===== Source material

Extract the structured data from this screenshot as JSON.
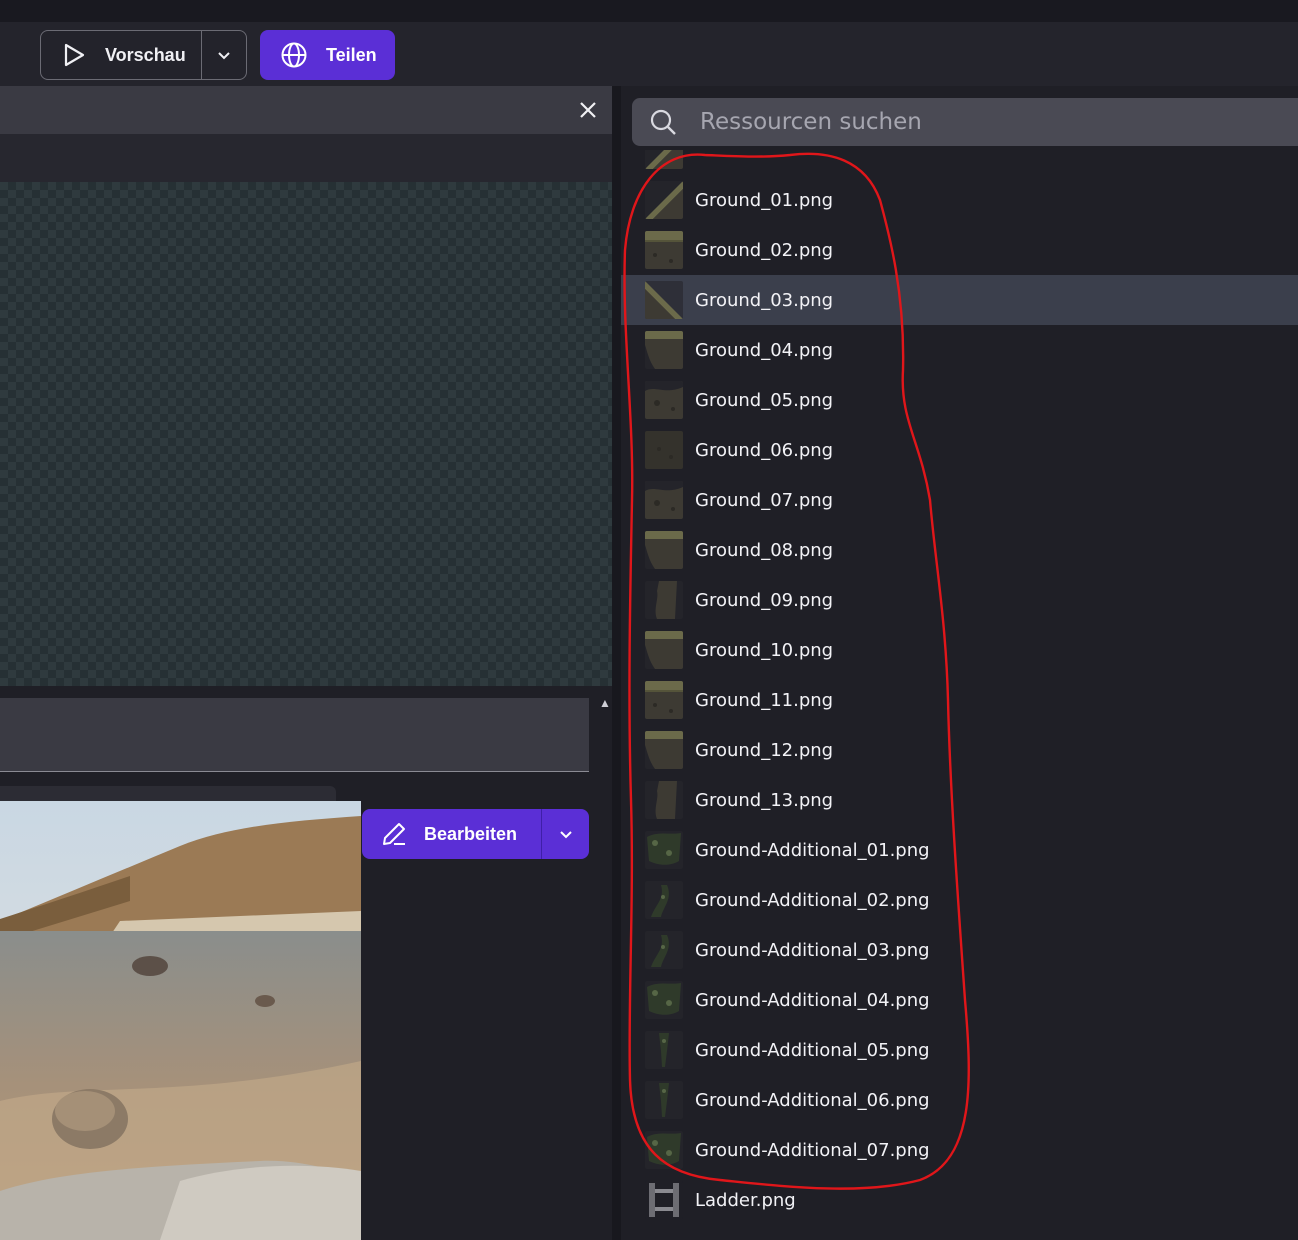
{
  "toolbar": {
    "preview_label": "Vorschau",
    "share_label": "Teilen"
  },
  "editor": {
    "edit_label": "Bearbeiten"
  },
  "resources": {
    "search_placeholder": "Ressourcen suchen",
    "selected_index": 3,
    "items": [
      {
        "label": "",
        "thumb": "ground-slope"
      },
      {
        "label": "Ground_01.png",
        "thumb": "ground-slope"
      },
      {
        "label": "Ground_02.png",
        "thumb": "ground-top"
      },
      {
        "label": "Ground_03.png",
        "thumb": "ground-slope-down"
      },
      {
        "label": "Ground_04.png",
        "thumb": "ground-corner"
      },
      {
        "label": "Ground_05.png",
        "thumb": "ground-fill"
      },
      {
        "label": "Ground_06.png",
        "thumb": "ground-dark"
      },
      {
        "label": "Ground_07.png",
        "thumb": "ground-fill"
      },
      {
        "label": "Ground_08.png",
        "thumb": "ground-corner"
      },
      {
        "label": "Ground_09.png",
        "thumb": "ground-pillar"
      },
      {
        "label": "Ground_10.png",
        "thumb": "ground-corner"
      },
      {
        "label": "Ground_11.png",
        "thumb": "ground-top"
      },
      {
        "label": "Ground_12.png",
        "thumb": "ground-corner"
      },
      {
        "label": "Ground_13.png",
        "thumb": "ground-pillar"
      },
      {
        "label": "Ground-Additional_01.png",
        "thumb": "moss"
      },
      {
        "label": "Ground-Additional_02.png",
        "thumb": "moss-thin"
      },
      {
        "label": "Ground-Additional_03.png",
        "thumb": "moss-thin"
      },
      {
        "label": "Ground-Additional_04.png",
        "thumb": "moss"
      },
      {
        "label": "Ground-Additional_05.png",
        "thumb": "moss-drip"
      },
      {
        "label": "Ground-Additional_06.png",
        "thumb": "moss-drip"
      },
      {
        "label": "Ground-Additional_07.png",
        "thumb": "moss"
      },
      {
        "label": "Ladder.png",
        "thumb": "ladder"
      }
    ]
  },
  "colors": {
    "accent": "#5b2fd6",
    "annotation": "#e0161a"
  }
}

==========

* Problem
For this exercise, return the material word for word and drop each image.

* Answer for the task
Extract the structured data from this screenshot as JSON.
{
  "toolbar": {
    "preview_label": "Vorschau",
    "share_label": "Teilen"
  },
  "editor": {
    "edit_label": "Bearbeiten"
  },
  "resources": {
    "search_placeholder": "Ressourcen suchen",
    "selected_index": 3,
    "items": [
      {
        "label": "",
        "thumb": "ground-slope"
      },
      {
        "label": "Ground_01.png",
        "thumb": "ground-slope"
      },
      {
        "label": "Ground_02.png",
        "thumb": "ground-top"
      },
      {
        "label": "Ground_03.png",
        "thumb": "ground-slope-down"
      },
      {
        "label": "Ground_04.png",
        "thumb": "ground-corner"
      },
      {
        "label": "Ground_05.png",
        "thumb": "ground-fill"
      },
      {
        "label": "Ground_06.png",
        "thumb": "ground-dark"
      },
      {
        "label": "Ground_07.png",
        "thumb": "ground-fill"
      },
      {
        "label": "Ground_08.png",
        "thumb": "ground-corner"
      },
      {
        "label": "Ground_09.png",
        "thumb": "ground-pillar"
      },
      {
        "label": "Ground_10.png",
        "thumb": "ground-corner"
      },
      {
        "label": "Ground_11.png",
        "thumb": "ground-top"
      },
      {
        "label": "Ground_12.png",
        "thumb": "ground-corner"
      },
      {
        "label": "Ground_13.png",
        "thumb": "ground-pillar"
      },
      {
        "label": "Ground-Additional_01.png",
        "thumb": "moss"
      },
      {
        "label": "Ground-Additional_02.png",
        "thumb": "moss-thin"
      },
      {
        "label": "Ground-Additional_03.png",
        "thumb": "moss-thin"
      },
      {
        "label": "Ground-Additional_04.png",
        "thumb": "moss"
      },
      {
        "label": "Ground-Additional_05.png",
        "thumb": "moss-drip"
      },
      {
        "label": "Ground-Additional_06.png",
        "thumb": "moss-drip"
      },
      {
        "label": "Ground-Additional_07.png",
        "thumb": "moss"
      },
      {
        "label": "Ladder.png",
        "thumb": "ladder"
      }
    ]
  },
  "colors": {
    "accent": "#5b2fd6",
    "annotation": "#e0161a"
  }
}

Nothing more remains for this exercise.